Swiss city goes off the deep end on minimum wage

Most of you are likely familiar with the city of Geneva, Switzerland. It’s famous for being the home of the United Nations and some of the world’s most lucrative (and secretive) banks, as well as the birthplace of the Geneva Convention. One other fact is that it’s among the most expensive places to live on the planet. As a result, it’s rather hard to get along there if you’re not part of the fabulously wealthy set. But now they’ve come up with a solution to that issue and it’s one that was probably predictable given Switzerland’s socialist leanings. They’re going to raise the minimum wage.

Big deal, right? I mean, we have people constantly pushing to raise the minimum wage here in the United States.

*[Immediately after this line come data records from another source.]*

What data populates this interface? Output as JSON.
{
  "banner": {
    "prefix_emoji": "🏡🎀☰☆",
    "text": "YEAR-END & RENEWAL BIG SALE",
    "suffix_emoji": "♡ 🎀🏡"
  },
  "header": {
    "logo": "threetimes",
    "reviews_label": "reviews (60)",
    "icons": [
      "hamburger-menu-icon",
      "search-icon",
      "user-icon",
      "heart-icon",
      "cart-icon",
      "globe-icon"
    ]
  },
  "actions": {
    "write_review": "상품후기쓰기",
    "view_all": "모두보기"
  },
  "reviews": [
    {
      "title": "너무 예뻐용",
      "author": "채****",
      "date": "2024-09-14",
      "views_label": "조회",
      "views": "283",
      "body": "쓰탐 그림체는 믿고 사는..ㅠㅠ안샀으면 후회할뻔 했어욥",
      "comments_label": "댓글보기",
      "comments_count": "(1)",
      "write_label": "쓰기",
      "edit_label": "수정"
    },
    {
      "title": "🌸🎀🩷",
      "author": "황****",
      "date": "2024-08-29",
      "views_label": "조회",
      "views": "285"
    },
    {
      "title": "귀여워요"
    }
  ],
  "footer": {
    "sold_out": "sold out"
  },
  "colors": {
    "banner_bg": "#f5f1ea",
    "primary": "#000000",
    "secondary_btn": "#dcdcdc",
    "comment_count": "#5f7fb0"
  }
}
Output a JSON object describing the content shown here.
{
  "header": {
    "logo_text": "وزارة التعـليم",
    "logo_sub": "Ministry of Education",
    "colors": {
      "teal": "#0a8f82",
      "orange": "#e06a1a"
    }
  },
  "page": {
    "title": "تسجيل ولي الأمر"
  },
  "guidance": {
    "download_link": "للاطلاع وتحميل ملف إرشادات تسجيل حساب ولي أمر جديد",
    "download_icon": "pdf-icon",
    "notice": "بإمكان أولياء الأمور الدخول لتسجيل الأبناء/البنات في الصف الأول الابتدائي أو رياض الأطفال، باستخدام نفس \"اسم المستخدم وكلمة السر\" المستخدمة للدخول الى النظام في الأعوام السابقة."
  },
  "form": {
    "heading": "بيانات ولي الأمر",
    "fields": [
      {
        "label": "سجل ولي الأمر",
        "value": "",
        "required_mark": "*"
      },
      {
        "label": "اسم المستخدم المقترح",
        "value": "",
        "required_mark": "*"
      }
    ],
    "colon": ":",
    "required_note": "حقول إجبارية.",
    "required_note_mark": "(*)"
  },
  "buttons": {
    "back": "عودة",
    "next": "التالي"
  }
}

But Geneva doesn’t do things in half measures. The new minimum wage there is going to work out to $53,000 per year. Seriously. If you go to a burger shop in Geneva and order some fries, the person making them will be earning more than the median family income in America. (NY Post)

One of the world’s richest cities is instituting a minimum wage which proponents say is only relatively sumptuous.

Geneva, which by most metrics ranks in the top five for the globe’s priciest places to live, has approved a minimum wage which would be considered lavish elsewhere but is intended to just get food on the table for its poorest workers.

The Swiss city voted in a two-thirds majority Sunday to introduce a minimum wage of 23 Swiss francs ($25) an hour for a 41-hour workweek, CNBC reported. That adds up to somewhere in the range of $4,100 a month, or $53,300 annually, making it the highest minimum wage ever.

The city attempted to pass other versions of this law twice, back in 2011 and 2014, but referendums to put the measure in place failed with the voters each time. But as with so many other things in the world these days, the arrival of the novel coronavirus has changed everything. More people were out of work as many businesses closed down and even their generous social safety net programs could not cope. A recent report indicates that thousands of people have been standing in line since before dawn to get free meals at food banks.

The new measure still had opponents, however. And they cited some fairly basic reasons that this isn’t a good idea. First of all, the employers who are still in business can’t simply absorb these massively increased labor costs. They’re going to have to raise prices on virtually everything. And much as we’ve seen in the restaurant industry here in the United States, many of them will also have to lay some people off or cut their hours to make up the difference.

Taking those facts into account, let’s see if we can’t figure out what the government of Geneva is about to do. In a city that’s already too expensive for working-class people to live in and with rising unemployment, they’re about to put even more people out of work while raising the cost of living for everyone even higher. The new minimum wage will no doubt be a boon to those who manage to hang onto their jobs, so that part is great. But for all of the people who were already out of work and all the newly furloughed workers about to join them, it’s going to cost even more money that they don’t have to simply survive in the city.

There was an alternative to this plan under consideration up until now. Geneva hosts approximately 200,000 “cross-border workers” who primarily commute back and forth from France. (The minimum wage in France is less than half of what it’s about to be in Geneva.) If they had closed the borders to such workers, more employment opportunities would have immediately appeared for the city’s residents. Then they could have probably afforded to leave the minimum wage where it was and control the prices.

So why didn’t they go that route? Because the cross-border workers have a union and they fought the border closure idea, claiming that it would have “jeopardized the free movement of nearly 200,000 people.” If that story sounds familiar, it’s because it shares a number of similarities with the Fight for Fifteen movement among labor unions in the United States. I guess some things really are universal, huh?